​Central Wisconsin Sunday: Local legislators focus on jobs, bipartisanship

Written by Nathaniel Shuda, Central Wisconsin Sunday



From bipartisan efforts to end late-night debates in the Assembly to a rematch on a highly debated mining bill, central Wisconsin legislators say they have an ambitious agenda for the new session.
Despite contentious debate during past sessions about the state budget and collective bargaining rules for public employees, both sides are trying to focus on overcoming their differences and helping to foster job creation in the state, said Assembly Majority Leader Scott Suder, R-Abbotsford.
“We’re hoping to have a very productive bipartisan session,” said Suder, who represents about two-thirds of Marshfield. “We’re obviously going to have our fights — we’re not going to agree on everything — but our top priority overall is jobs and job creation.”
Among the first actions of the session, which formally began with a Jan. 7 inauguration, was a set of bipartisan agreements to end late-night debates, to set goals for the structure and timing of debate and for each legislative caucus to consider all amendments that are submitted to the Assembly chief clerk by 9 a.m. on a session day, regardless of party affiliation.
“I’m thrilled to say we’ve been able to find common ground and cross party lines,” said newly elected Rep. Katrina Shankland, D-Stevens Point. “My No. 1 priority is we need immediate bipartisan action on a long-term jobs bill, and that will need to be a bill that won’t get held up in court for years.”
Such a bill should include promoting technology-related jobs, such as those in the renewable energy sector, that do not rely on a specific location, Shankland said. In addition, restoring funding previously cut from the Wisconsin Technical College System also is a starting point, she said.
Fellow newly elected Rep. John Spiros, R-Marshfield, said he looks forward to bipartisan debate in the Assembly, especially when it comes to eliminating regulations he says are hurting small businesses.
Like many of his Republican colleagues, Sen. Terry Moulton, R-Chippewa Falls, who also represents Marshfield, said another priority is to eliminate regulations he says hinder small business owners in the state and to help connect workers with the skills employers are seeking.
“There’s a big gap there in the fact that when you ask parents, ‘What would you prefer for your child: a four-year college degree or a two-year technical degree?,’ many will say four-year,” Moulton said. “There’s a perception there that needs to be overcome. ... There are great jobs available out there (for workers) with only a two-year degree.”

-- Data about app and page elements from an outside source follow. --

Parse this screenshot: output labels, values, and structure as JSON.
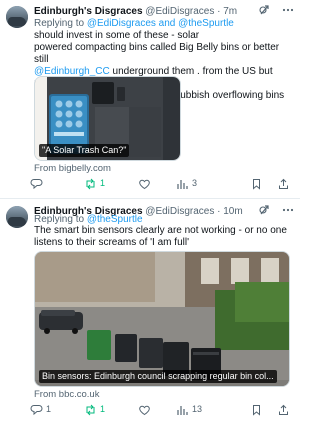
{
  "tweets": [
    {
      "name": "Edinburgh's Disgraces",
      "meta": "@EdiDisgraces · 7m",
      "reply_prefix": "Replying to ",
      "reply_to": "@EdiDisgraces and @theSpurtle",
      "text_line1": "should invest in some of these - solar",
      "text_line2": "powered compacting bins called Big Belly bins or better still",
      "mention": "@Edinburgh_CC",
      "text_line3": "underground them . from the US but used by Councils in",
      "text_line4": "Britain who care about stopping rubbish overflowing bins",
      "card_label": "\"A Solar Trash Can?\"",
      "card_source": "From bigbelly.com",
      "actions": {
        "replies": "",
        "retweets": "1",
        "likes": "",
        "views": "3"
      }
    },
    {
      "name": "Edinburgh's Disgraces",
      "meta": "@EdiDisgraces · 10m",
      "reply_prefix": "Replying to ",
      "reply_to": "@theSpurtle",
      "text_line1": "The smart bin sensors clearly are not working - or no one",
      "text_line2": "listens to their screams of 'I am full'",
      "card_label": "Bin sensors: Edinburgh council scrapping regular bin col...",
      "card_source": "From bbc.co.uk",
      "actions": {
        "replies": "1",
        "retweets": "1",
        "likes": "",
        "views": "13"
      }
    }
  ],
  "colors": {
    "link": "#1d9bf0",
    "retweet": "#00ba7c",
    "muted": "#536471"
  },
  "icons": [
    "avatar",
    "grok-icon",
    "more-icon",
    "reply-icon",
    "retweet-icon",
    "like-icon",
    "views-icon",
    "bookmark-icon",
    "share-icon"
  ]
}
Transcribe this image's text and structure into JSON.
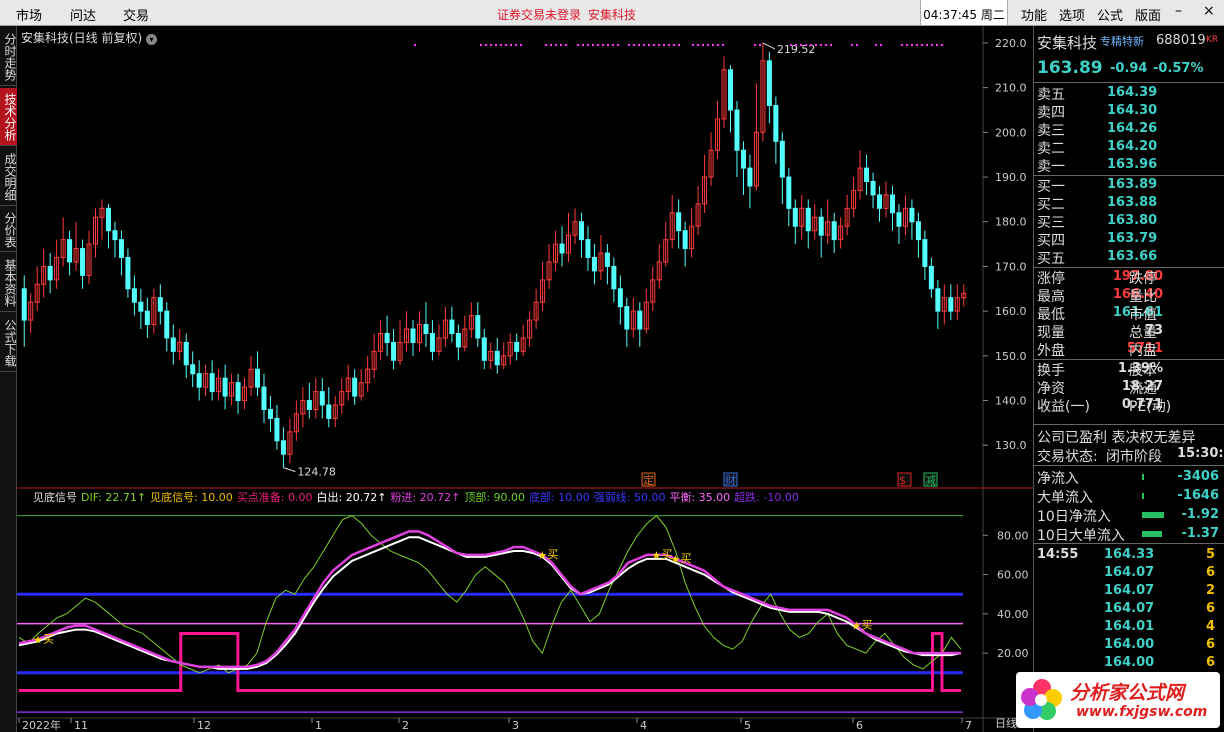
{
  "topbar": {
    "menus": [
      "市场",
      "问达",
      "交易"
    ],
    "notice_left": "证券交易未登录",
    "notice_right": "安集科技",
    "clock": "04:37:45 周二",
    "right_menus": [
      "功能",
      "选项",
      "公式",
      "版面"
    ],
    "win_buttons": [
      "–",
      "×"
    ]
  },
  "leftnav": [
    "分时走势",
    "技术分析",
    "成交明细",
    "分价表",
    "基本资料",
    "公式下载"
  ],
  "chart": {
    "title": "安集科技(日线 前复权)",
    "high_label": "219.52",
    "low_label": "124.78",
    "price_axis": [
      "220.0",
      "210.0",
      "200.0",
      "190.0",
      "180.0",
      "170.0",
      "160.0",
      "150.0",
      "140.0",
      "130.0"
    ],
    "ind_axis": [
      "80.00",
      "60.00",
      "40.00",
      "20.00"
    ],
    "date_axis": [
      "2022年",
      "11",
      "12",
      "1",
      "2",
      "3",
      "4",
      "5",
      "6",
      "7"
    ],
    "period_label": "日线",
    "event_markers": [
      {
        "text": "定",
        "color": "#e06010"
      },
      {
        "text": "财",
        "color": "#3a6ee0"
      },
      {
        "text": "$",
        "color": "#e02020"
      },
      {
        "text": "减",
        "color": "#20c060"
      }
    ],
    "buy_label": "买",
    "legend": [
      {
        "text": "见底信号",
        "color": "#dddddd"
      },
      {
        "text": "DIF: 22.71↑",
        "color": "#7fd02a"
      },
      {
        "text": "见底信号: 10.00",
        "color": "#f0c000"
      },
      {
        "text": "买点准备: 0.00",
        "color": "#e8207a"
      },
      {
        "text": "白出: 20.72↑",
        "color": "#ffffff"
      },
      {
        "text": "粉进: 20.72↑",
        "color": "#e040e0"
      },
      {
        "text": "顶部: 90.00",
        "color": "#6ed02a"
      },
      {
        "text": "底部: 10.00",
        "color": "#3a3aff"
      },
      {
        "text": "强弱线: 50.00",
        "color": "#3a3aff"
      },
      {
        "text": "平衡: 35.00",
        "color": "#ff66ff"
      },
      {
        "text": "超跌: -10.00",
        "color": "#8a2be2"
      }
    ]
  },
  "quote": {
    "name": "安集科技",
    "tag": "专精特新",
    "code": "688019",
    "kr": "KR",
    "price": "163.89",
    "change": "-0.94",
    "pct": "-0.57%",
    "asks": [
      {
        "label": "卖五",
        "price": "164.39"
      },
      {
        "label": "卖四",
        "price": "164.30"
      },
      {
        "label": "卖三",
        "price": "164.26"
      },
      {
        "label": "卖二",
        "price": "164.20"
      },
      {
        "label": "卖一",
        "price": "163.96"
      }
    ],
    "bids": [
      {
        "label": "买一",
        "price": "163.89"
      },
      {
        "label": "买二",
        "price": "163.88"
      },
      {
        "label": "买三",
        "price": "163.80"
      },
      {
        "label": "买四",
        "price": "163.79"
      },
      {
        "label": "买五",
        "price": "163.66"
      }
    ],
    "stats1": [
      {
        "l1": "涨停",
        "v1": "197.80",
        "c1": "#ff3b3b",
        "l2": "跌停"
      },
      {
        "l1": "最高",
        "v1": "166.40",
        "c1": "#ff3b3b",
        "l2": "量比"
      },
      {
        "l1": "最低",
        "v1": "161.61",
        "c1": "#3fd0c8",
        "l2": "市值"
      },
      {
        "l1": "现量",
        "v1": "73",
        "c1": "#dddddd",
        "l2": "总量"
      },
      {
        "l1": "外盘",
        "v1": "5711",
        "c1": "#ff3b3b",
        "l2": "内盘"
      }
    ],
    "stats2": [
      {
        "l1": "换手",
        "v1": "1.39%",
        "l2": "股本"
      },
      {
        "l1": "净资",
        "v1": "18.27",
        "l2": "流通"
      },
      {
        "l1": "收益(一)",
        "v1": "0.771",
        "l2": "PE(动)"
      }
    ],
    "info1": "公司已盈利 表决权无差异",
    "info2_label": "交易状态:",
    "info2_value": "闭市阶段",
    "info2_time": "15:30:",
    "flows": [
      {
        "label": "净流入",
        "value": "-3406"
      },
      {
        "label": "大单流入",
        "value": "-1646"
      },
      {
        "label": "10日净流入",
        "value": "-1.92"
      },
      {
        "label": "10日大单流入",
        "value": "-1.37"
      }
    ],
    "ticks_time": "14:55",
    "ticks": [
      {
        "price": "164.33",
        "vol": "5"
      },
      {
        "price": "164.07",
        "vol": "6"
      },
      {
        "price": "164.07",
        "vol": "2"
      },
      {
        "price": "164.07",
        "vol": "6"
      },
      {
        "price": "164.01",
        "vol": "4"
      },
      {
        "price": "164.00",
        "vol": "6"
      },
      {
        "price": "164.00",
        "vol": "6"
      }
    ]
  },
  "logo": {
    "line1": "分析家公式网",
    "line2": "www.fxjgsw.com"
  },
  "candles": [
    [
      165,
      158,
      168,
      152
    ],
    [
      158,
      162,
      164,
      155
    ],
    [
      162,
      166,
      170,
      160
    ],
    [
      166,
      170,
      174,
      163
    ],
    [
      170,
      167,
      173,
      164
    ],
    [
      167,
      172,
      176,
      165
    ],
    [
      172,
      176,
      181,
      170
    ],
    [
      176,
      171,
      178,
      168
    ],
    [
      171,
      174,
      180,
      169
    ],
    [
      174,
      168,
      176,
      165
    ],
    [
      168,
      175,
      178,
      166
    ],
    [
      175,
      181,
      183,
      172
    ],
    [
      181,
      183,
      185,
      176
    ],
    [
      183,
      178,
      184,
      174
    ],
    [
      178,
      176,
      180,
      172
    ],
    [
      176,
      172,
      178,
      168
    ],
    [
      172,
      165,
      174,
      163
    ],
    [
      165,
      162,
      168,
      159
    ],
    [
      162,
      160,
      165,
      156
    ],
    [
      160,
      157,
      163,
      154
    ],
    [
      157,
      163,
      165,
      155
    ],
    [
      163,
      160,
      166,
      157
    ],
    [
      160,
      154,
      162,
      151
    ],
    [
      154,
      151,
      157,
      148
    ],
    [
      151,
      153,
      156,
      149
    ],
    [
      153,
      148,
      155,
      145
    ],
    [
      148,
      146,
      151,
      143
    ],
    [
      146,
      143,
      149,
      140
    ],
    [
      143,
      146,
      148,
      141
    ],
    [
      146,
      142,
      149,
      140
    ],
    [
      142,
      145,
      147,
      140
    ],
    [
      145,
      141,
      148,
      138
    ],
    [
      141,
      144,
      146,
      139
    ],
    [
      144,
      140,
      146,
      137
    ],
    [
      140,
      143,
      145,
      138
    ],
    [
      143,
      147,
      150,
      141
    ],
    [
      147,
      143,
      151,
      141
    ],
    [
      143,
      138,
      146,
      135
    ],
    [
      138,
      136,
      141,
      133
    ],
    [
      136,
      131,
      139,
      129
    ],
    [
      131,
      128,
      134,
      125
    ],
    [
      128,
      133,
      136,
      126
    ],
    [
      133,
      137,
      140,
      131
    ],
    [
      137,
      140,
      143,
      134
    ],
    [
      140,
      138,
      144,
      136
    ],
    [
      138,
      142,
      145,
      136
    ],
    [
      142,
      139,
      145,
      136
    ],
    [
      139,
      136,
      143,
      134
    ],
    [
      136,
      139,
      141,
      134
    ],
    [
      139,
      142,
      145,
      137
    ],
    [
      142,
      145,
      148,
      140
    ],
    [
      145,
      141,
      147,
      139
    ],
    [
      141,
      144,
      147,
      140
    ],
    [
      144,
      147,
      150,
      142
    ],
    [
      147,
      151,
      155,
      145
    ],
    [
      151,
      155,
      158,
      149
    ],
    [
      155,
      153,
      159,
      150
    ],
    [
      153,
      149,
      156,
      147
    ],
    [
      149,
      153,
      158,
      148
    ],
    [
      153,
      156,
      160,
      151
    ],
    [
      156,
      153,
      158,
      150
    ],
    [
      153,
      157,
      160,
      151
    ],
    [
      157,
      155,
      162,
      152
    ],
    [
      155,
      151,
      158,
      149
    ],
    [
      151,
      154,
      157,
      150
    ],
    [
      154,
      158,
      161,
      152
    ],
    [
      158,
      155,
      161,
      153
    ],
    [
      155,
      152,
      157,
      149
    ],
    [
      152,
      156,
      159,
      151
    ],
    [
      156,
      159,
      162,
      154
    ],
    [
      159,
      154,
      162,
      152
    ],
    [
      154,
      149,
      156,
      147
    ],
    [
      149,
      151,
      153,
      147
    ],
    [
      151,
      148,
      154,
      146
    ],
    [
      148,
      150,
      153,
      147
    ],
    [
      150,
      153,
      155,
      148
    ],
    [
      153,
      151,
      155,
      149
    ],
    [
      151,
      154,
      157,
      150
    ],
    [
      154,
      158,
      160,
      152
    ],
    [
      158,
      162,
      165,
      156
    ],
    [
      162,
      167,
      171,
      160
    ],
    [
      167,
      171,
      175,
      165
    ],
    [
      171,
      175,
      178,
      169
    ],
    [
      175,
      173,
      179,
      170
    ],
    [
      173,
      177,
      182,
      171
    ],
    [
      177,
      180,
      183,
      175
    ],
    [
      180,
      176,
      182,
      172
    ],
    [
      176,
      172,
      179,
      169
    ],
    [
      172,
      169,
      175,
      166
    ],
    [
      169,
      173,
      177,
      167
    ],
    [
      173,
      170,
      175,
      166
    ],
    [
      170,
      165,
      172,
      162
    ],
    [
      165,
      161,
      168,
      157
    ],
    [
      161,
      156,
      163,
      152
    ],
    [
      156,
      160,
      163,
      154
    ],
    [
      160,
      156,
      162,
      152
    ],
    [
      156,
      162,
      165,
      155
    ],
    [
      162,
      167,
      170,
      160
    ],
    [
      167,
      171,
      175,
      165
    ],
    [
      171,
      176,
      180,
      170
    ],
    [
      176,
      182,
      186,
      174
    ],
    [
      182,
      178,
      185,
      174
    ],
    [
      178,
      174,
      180,
      170
    ],
    [
      174,
      179,
      183,
      172
    ],
    [
      179,
      184,
      188,
      177
    ],
    [
      184,
      190,
      195,
      182
    ],
    [
      190,
      196,
      200,
      188
    ],
    [
      196,
      203,
      207,
      194
    ],
    [
      203,
      214,
      217,
      201
    ],
    [
      214,
      205,
      215,
      200
    ],
    [
      205,
      196,
      207,
      190
    ],
    [
      196,
      192,
      198,
      186
    ],
    [
      192,
      188,
      195,
      183
    ],
    [
      188,
      200,
      211,
      187
    ],
    [
      200,
      216,
      220,
      198
    ],
    [
      216,
      206,
      218,
      202
    ],
    [
      206,
      198,
      208,
      193
    ],
    [
      198,
      190,
      200,
      184
    ],
    [
      190,
      183,
      192,
      179
    ],
    [
      183,
      179,
      185,
      175
    ],
    [
      179,
      183,
      186,
      176
    ],
    [
      183,
      178,
      185,
      174
    ],
    [
      178,
      181,
      184,
      176
    ],
    [
      181,
      177,
      183,
      172
    ],
    [
      177,
      180,
      185,
      175
    ],
    [
      180,
      176,
      182,
      173
    ],
    [
      176,
      179,
      181,
      174
    ],
    [
      179,
      183,
      186,
      177
    ],
    [
      183,
      187,
      190,
      181
    ],
    [
      187,
      192,
      196,
      185
    ],
    [
      192,
      189,
      195,
      186
    ],
    [
      189,
      186,
      191,
      183
    ],
    [
      186,
      183,
      188,
      180
    ],
    [
      183,
      186,
      189,
      181
    ],
    [
      186,
      182,
      188,
      178
    ],
    [
      182,
      179,
      184,
      175
    ],
    [
      179,
      183,
      186,
      177
    ],
    [
      183,
      180,
      185,
      176
    ],
    [
      180,
      176,
      182,
      172
    ],
    [
      176,
      170,
      178,
      167
    ],
    [
      170,
      165,
      172,
      163
    ],
    [
      165,
      160,
      167,
      156
    ],
    [
      160,
      163,
      166,
      157
    ],
    [
      163,
      160,
      166,
      158
    ],
    [
      160,
      163,
      166,
      158
    ],
    [
      163,
      164,
      166,
      161
    ]
  ],
  "dif": [
    28,
    25,
    30,
    34,
    38,
    40,
    44,
    48,
    46,
    42,
    38,
    34,
    32,
    30,
    26,
    22,
    18,
    14,
    12,
    10,
    12,
    14,
    10,
    12,
    14,
    20,
    36,
    48,
    52,
    50,
    58,
    64,
    72,
    80,
    88,
    90,
    86,
    80,
    76,
    72,
    70,
    68,
    66,
    62,
    56,
    50,
    46,
    52,
    60,
    64,
    60,
    56,
    48,
    38,
    26,
    20,
    34,
    46,
    52,
    44,
    36,
    40,
    52,
    62,
    72,
    80,
    86,
    90,
    84,
    72,
    56,
    44,
    34,
    28,
    24,
    22,
    26,
    36,
    44,
    50,
    40,
    32,
    28,
    30,
    36,
    40,
    30,
    24,
    22,
    20,
    26,
    30,
    24,
    18,
    14,
    12,
    16,
    20,
    28,
    22
  ],
  "pink": [
    25,
    26,
    27,
    29,
    31,
    33,
    34,
    34,
    32,
    30,
    28,
    26,
    24,
    22,
    20,
    18,
    16,
    15,
    14,
    13,
    13,
    13,
    13,
    13,
    13,
    14,
    16,
    20,
    26,
    32,
    40,
    48,
    56,
    62,
    66,
    70,
    72,
    74,
    76,
    78,
    80,
    82,
    82,
    80,
    77,
    74,
    71,
    70,
    70,
    70,
    71,
    72,
    74,
    74,
    72,
    70,
    66,
    60,
    54,
    50,
    52,
    54,
    56,
    60,
    66,
    68,
    70,
    70,
    70,
    68,
    66,
    64,
    62,
    58,
    54,
    52,
    50,
    48,
    46,
    44,
    43,
    42,
    42,
    42,
    42,
    42,
    40,
    38,
    34,
    30,
    28,
    26,
    24,
    22,
    20,
    20,
    20,
    20,
    20,
    20
  ],
  "white": [
    24,
    25,
    26,
    28,
    30,
    31,
    32,
    32,
    31,
    29,
    27,
    25,
    23,
    21,
    19,
    17,
    16,
    15,
    14,
    13,
    13,
    12,
    12,
    12,
    12,
    13,
    15,
    19,
    24,
    30,
    38,
    46,
    53,
    59,
    63,
    67,
    69,
    71,
    73,
    75,
    77,
    79,
    79,
    77,
    75,
    73,
    71,
    69,
    69,
    69,
    70,
    71,
    72,
    72,
    71,
    69,
    65,
    59,
    53,
    50,
    51,
    53,
    55,
    59,
    63,
    66,
    68,
    68,
    68,
    66,
    64,
    62,
    60,
    57,
    54,
    51,
    49,
    47,
    45,
    43,
    42,
    41,
    41,
    41,
    41,
    40,
    38,
    36,
    33,
    30,
    27,
    25,
    23,
    21,
    20,
    19,
    19,
    19,
    19,
    20
  ],
  "buy_signal": [
    0,
    0,
    0,
    0,
    0,
    0,
    0,
    0,
    0,
    0,
    0,
    0,
    0,
    0,
    0,
    0,
    0,
    1,
    1,
    1,
    1,
    1,
    1,
    0,
    0,
    0,
    0,
    0,
    0,
    0,
    0,
    0,
    0,
    0,
    0,
    0,
    0,
    0,
    0,
    0,
    0,
    0,
    0,
    0,
    0,
    0,
    0,
    0,
    0,
    0,
    0,
    0,
    0,
    0,
    0,
    0,
    0,
    0,
    0,
    0,
    0,
    0,
    0,
    0,
    0,
    0,
    0,
    0,
    0,
    0,
    0,
    0,
    0,
    0,
    0,
    0,
    0,
    0,
    0,
    0,
    0,
    0,
    0,
    0,
    0,
    0,
    0,
    0,
    0,
    0,
    0,
    0,
    0,
    0,
    0,
    0,
    1,
    0,
    0,
    0
  ],
  "buy_points": [
    2,
    55,
    67,
    69,
    88
  ]
}
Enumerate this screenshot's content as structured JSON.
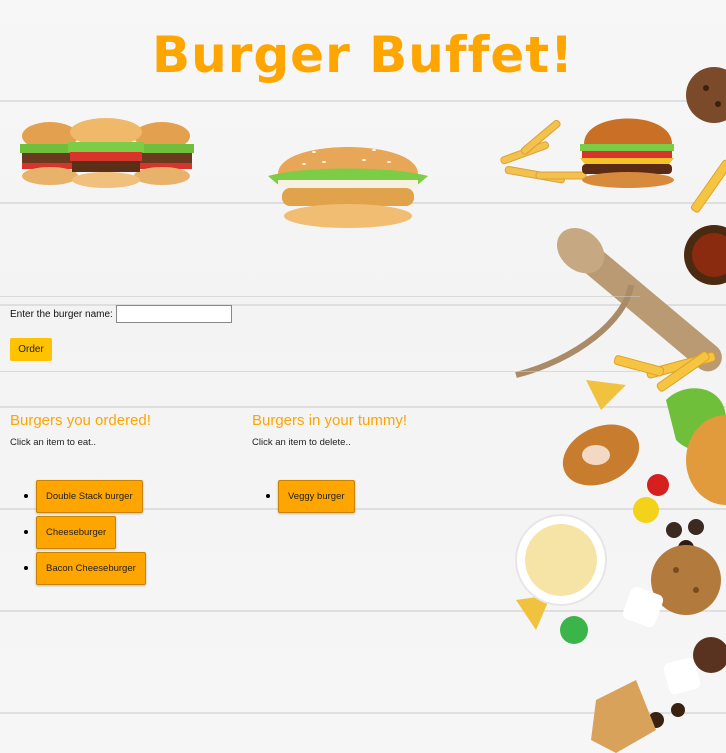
{
  "header": {
    "title": "Burger Buffet!"
  },
  "form": {
    "label": "Enter the burger name:",
    "input_value": "",
    "order_label": "Order"
  },
  "ordered": {
    "heading": "Burgers you ordered!",
    "hint": "Click an item to eat..",
    "items": [
      {
        "label": "Double Stack burger"
      },
      {
        "label": "Cheeseburger"
      },
      {
        "label": "Bacon Cheeseburger"
      }
    ]
  },
  "tummy": {
    "heading": "Burgers in your tummy!",
    "hint": "Click an item to delete..",
    "items": [
      {
        "label": "Veggy burger"
      }
    ]
  },
  "colors": {
    "accent": "#fea500",
    "order_button": "#fec200"
  }
}
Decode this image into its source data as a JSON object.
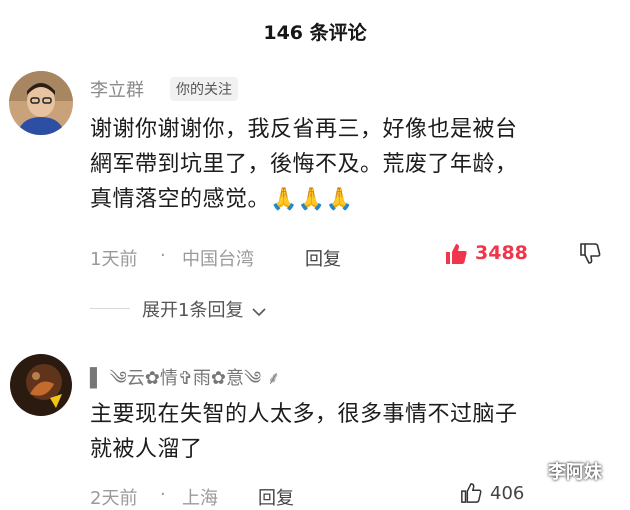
{
  "header": {
    "comment_count": "146",
    "title_suffix": "条评论"
  },
  "comments": [
    {
      "username": "李立群",
      "badge": "你的关注",
      "content_lines": [
        "谢谢你谢谢你，我反省再三，好像也是被台",
        "網军帶到坑里了，後悔不及。荒废了年龄，",
        "真情落空的感觉。"
      ],
      "emoji": "🙏🙏🙏",
      "time": "1天前",
      "location": "中国台湾",
      "reply_label": "回复",
      "likes": "3488",
      "expand_label": "展开1条回复"
    },
    {
      "username": "▌ ༄云✿情✞雨✿意༄ ⸙",
      "content_lines": [
        "主要现在失智的人太多，很多事情不过脑子",
        "就被人溜了"
      ],
      "time": "2天前",
      "location": "上海",
      "reply_label": "回复",
      "likes": "406"
    }
  ],
  "watermark": "李阿妹",
  "colors": {
    "like_active": "#f0364a",
    "meta_gray": "#9a9a9a"
  }
}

Sen. Jerry Petrowski, R-Marathon, said one way to create jobs is to pass a bill that would ease the regulations for iron ore mines in northern Wisconsin, though he added that frac sand mining also poses a potential boon for the region and the state as a whole.
Fellow Sen. Julie Lassa, D-Stevens Point, who also serves as a board member for the Wisconsin Economic Development Corp., said she hopes to refine policies for the agency, which struggled during its first year.
“I think No. 1 is we have to make sure that there are strong provisions put into place to improve the accountability and the transparency of that agency,” Lassa said.
“Next would be passage of an investment capital package, which would include the creation of a venture capital bill as well as direct investment with angel investors around the state and also support of incubators and accelerators in order to help entrepreneurs and small-business owners to create their business and grow their business,” she said.
On Thursday, Lassa presented a plan to decrease the number and effects of layoffs by allowing businesses to reduce employees’ hours instead of instituting layoffs, under which workers would receive partial unemployment checks to supplement lost income while keeping health insurance and pension benefits.
“Businesses retain skilled workers; employees retain their jobs; and communities minimize the number of layoffs during tough times,” Lassa said.
Suder said the proposal intrigues him, and he looks forward to meeting with Lassa to find out more.
“I do think the tone has changed; I think you’re going to see bipartisan cooperation in this session,” Suder said. “It’s a new day and a new tone.”